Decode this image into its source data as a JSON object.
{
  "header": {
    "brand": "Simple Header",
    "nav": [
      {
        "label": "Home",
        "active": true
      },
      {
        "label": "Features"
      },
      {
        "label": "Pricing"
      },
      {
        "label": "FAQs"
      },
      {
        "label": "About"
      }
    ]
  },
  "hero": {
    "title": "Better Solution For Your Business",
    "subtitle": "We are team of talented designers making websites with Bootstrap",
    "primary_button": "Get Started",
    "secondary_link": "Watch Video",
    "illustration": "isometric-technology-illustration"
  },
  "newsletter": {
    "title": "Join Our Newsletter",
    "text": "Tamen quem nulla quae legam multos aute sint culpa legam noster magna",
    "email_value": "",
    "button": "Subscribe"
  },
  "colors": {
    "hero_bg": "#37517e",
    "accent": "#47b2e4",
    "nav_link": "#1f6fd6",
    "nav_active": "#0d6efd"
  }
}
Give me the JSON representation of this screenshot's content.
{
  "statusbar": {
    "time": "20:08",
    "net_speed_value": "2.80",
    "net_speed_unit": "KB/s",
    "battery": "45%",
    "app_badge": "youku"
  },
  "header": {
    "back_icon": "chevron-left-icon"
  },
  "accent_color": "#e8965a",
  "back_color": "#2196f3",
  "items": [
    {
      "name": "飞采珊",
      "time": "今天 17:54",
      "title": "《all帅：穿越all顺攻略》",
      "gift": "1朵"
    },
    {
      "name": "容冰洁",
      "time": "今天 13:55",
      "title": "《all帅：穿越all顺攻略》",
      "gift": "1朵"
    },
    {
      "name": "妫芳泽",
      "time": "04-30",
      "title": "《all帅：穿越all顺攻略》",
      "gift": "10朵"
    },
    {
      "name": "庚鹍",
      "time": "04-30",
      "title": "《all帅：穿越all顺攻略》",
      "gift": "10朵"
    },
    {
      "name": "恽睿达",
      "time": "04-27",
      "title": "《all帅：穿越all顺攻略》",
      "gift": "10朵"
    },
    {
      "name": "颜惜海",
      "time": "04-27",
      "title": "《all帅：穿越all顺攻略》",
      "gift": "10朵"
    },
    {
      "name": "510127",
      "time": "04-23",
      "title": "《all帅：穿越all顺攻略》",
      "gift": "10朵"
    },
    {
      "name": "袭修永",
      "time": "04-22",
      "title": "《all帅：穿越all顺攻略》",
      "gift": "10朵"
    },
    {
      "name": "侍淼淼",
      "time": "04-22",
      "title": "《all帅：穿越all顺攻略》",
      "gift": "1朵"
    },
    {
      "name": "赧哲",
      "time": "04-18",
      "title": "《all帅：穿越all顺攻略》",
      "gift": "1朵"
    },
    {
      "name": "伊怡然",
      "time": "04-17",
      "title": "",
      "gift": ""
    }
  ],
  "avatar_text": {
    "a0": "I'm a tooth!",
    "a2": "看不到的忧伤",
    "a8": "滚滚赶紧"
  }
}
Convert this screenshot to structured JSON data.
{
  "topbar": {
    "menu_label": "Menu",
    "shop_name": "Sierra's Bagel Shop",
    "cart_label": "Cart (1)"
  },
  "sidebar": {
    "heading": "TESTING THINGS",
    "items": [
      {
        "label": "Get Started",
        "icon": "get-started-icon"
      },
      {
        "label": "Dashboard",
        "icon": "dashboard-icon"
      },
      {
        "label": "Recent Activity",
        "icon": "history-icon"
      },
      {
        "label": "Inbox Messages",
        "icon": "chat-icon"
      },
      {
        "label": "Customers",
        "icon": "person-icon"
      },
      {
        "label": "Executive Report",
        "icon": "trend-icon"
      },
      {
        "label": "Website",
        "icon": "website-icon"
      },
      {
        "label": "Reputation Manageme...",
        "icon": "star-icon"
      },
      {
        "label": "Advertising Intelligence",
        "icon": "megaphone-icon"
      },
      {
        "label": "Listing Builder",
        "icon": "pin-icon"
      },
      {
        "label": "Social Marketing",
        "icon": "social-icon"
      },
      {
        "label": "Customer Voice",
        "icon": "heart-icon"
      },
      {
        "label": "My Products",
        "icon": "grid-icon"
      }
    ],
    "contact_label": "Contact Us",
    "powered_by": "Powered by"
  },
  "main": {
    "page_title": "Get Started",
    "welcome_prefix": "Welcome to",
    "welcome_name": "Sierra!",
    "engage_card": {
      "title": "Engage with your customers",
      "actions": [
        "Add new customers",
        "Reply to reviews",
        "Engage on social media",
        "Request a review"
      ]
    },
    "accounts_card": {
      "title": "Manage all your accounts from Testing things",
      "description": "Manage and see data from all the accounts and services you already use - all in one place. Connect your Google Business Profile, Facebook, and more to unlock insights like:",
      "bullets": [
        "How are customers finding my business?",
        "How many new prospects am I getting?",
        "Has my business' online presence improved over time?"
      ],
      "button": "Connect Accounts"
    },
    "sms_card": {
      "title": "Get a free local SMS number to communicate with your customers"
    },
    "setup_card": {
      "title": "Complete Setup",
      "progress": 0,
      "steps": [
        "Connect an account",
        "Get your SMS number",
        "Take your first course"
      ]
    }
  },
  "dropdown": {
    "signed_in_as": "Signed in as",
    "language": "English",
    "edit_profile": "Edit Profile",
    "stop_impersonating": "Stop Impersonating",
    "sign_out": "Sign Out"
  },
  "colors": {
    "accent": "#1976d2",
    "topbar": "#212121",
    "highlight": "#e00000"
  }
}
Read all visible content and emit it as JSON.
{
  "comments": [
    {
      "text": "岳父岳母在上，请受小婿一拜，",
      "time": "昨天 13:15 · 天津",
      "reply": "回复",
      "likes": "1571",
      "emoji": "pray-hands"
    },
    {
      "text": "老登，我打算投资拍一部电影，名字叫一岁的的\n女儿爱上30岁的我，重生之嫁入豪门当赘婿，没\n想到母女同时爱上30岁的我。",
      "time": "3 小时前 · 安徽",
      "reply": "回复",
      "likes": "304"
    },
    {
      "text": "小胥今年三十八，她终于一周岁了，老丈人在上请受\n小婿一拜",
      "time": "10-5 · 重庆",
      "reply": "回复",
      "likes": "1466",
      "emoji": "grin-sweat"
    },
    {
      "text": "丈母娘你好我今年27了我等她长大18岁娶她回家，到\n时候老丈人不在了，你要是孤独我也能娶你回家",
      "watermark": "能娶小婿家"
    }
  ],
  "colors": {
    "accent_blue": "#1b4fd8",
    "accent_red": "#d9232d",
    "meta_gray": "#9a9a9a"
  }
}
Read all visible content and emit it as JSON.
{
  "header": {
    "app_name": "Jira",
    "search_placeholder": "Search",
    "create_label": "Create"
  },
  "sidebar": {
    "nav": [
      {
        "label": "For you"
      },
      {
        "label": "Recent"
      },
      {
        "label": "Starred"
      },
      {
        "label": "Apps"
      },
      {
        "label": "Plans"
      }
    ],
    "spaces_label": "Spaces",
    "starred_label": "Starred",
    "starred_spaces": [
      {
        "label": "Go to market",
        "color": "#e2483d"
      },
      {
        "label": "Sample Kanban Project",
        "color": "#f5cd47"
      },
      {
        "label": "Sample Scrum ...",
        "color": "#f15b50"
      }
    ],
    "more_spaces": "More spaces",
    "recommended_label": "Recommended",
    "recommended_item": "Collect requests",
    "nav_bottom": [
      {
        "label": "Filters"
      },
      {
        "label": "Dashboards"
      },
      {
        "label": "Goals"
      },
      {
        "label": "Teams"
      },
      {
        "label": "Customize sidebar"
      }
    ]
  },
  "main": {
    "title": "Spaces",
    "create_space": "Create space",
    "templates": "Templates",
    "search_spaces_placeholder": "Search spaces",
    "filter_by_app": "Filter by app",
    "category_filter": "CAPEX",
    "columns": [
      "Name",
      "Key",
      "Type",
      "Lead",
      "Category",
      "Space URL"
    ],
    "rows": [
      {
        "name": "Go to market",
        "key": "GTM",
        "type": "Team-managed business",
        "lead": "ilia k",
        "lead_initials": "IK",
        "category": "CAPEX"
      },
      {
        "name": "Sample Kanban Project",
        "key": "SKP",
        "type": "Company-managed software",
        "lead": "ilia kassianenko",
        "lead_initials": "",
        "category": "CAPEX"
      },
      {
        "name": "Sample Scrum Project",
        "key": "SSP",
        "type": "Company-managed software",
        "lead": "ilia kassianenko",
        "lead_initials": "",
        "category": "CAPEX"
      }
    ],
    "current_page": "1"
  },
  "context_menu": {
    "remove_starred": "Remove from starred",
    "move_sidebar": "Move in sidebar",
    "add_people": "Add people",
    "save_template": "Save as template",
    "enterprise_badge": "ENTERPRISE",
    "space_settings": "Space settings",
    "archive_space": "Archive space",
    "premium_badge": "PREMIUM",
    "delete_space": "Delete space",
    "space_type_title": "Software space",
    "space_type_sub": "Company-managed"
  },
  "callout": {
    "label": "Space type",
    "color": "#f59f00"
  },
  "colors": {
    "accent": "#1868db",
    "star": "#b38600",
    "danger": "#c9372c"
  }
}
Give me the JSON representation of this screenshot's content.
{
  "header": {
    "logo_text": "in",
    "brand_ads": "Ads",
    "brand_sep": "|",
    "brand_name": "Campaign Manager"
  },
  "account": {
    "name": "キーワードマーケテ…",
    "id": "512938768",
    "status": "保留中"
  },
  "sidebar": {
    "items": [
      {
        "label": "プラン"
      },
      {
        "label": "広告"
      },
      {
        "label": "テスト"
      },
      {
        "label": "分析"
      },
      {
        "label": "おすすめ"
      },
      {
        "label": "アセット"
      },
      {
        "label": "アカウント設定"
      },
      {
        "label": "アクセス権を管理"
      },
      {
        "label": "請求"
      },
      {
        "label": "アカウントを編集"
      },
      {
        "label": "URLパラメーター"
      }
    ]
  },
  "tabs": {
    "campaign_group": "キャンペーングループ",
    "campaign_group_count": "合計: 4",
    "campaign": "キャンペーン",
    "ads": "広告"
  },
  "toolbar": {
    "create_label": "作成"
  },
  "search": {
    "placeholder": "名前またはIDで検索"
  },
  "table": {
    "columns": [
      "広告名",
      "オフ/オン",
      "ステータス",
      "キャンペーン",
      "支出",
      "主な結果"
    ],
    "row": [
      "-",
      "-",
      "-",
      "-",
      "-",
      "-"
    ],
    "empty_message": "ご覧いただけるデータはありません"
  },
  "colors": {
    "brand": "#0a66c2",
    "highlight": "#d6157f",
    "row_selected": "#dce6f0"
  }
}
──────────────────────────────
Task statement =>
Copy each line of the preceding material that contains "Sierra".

Solution for this problem =>
    "shop_name": "Sierra's Bagel Shop",
    "welcome_name": "Sierra!",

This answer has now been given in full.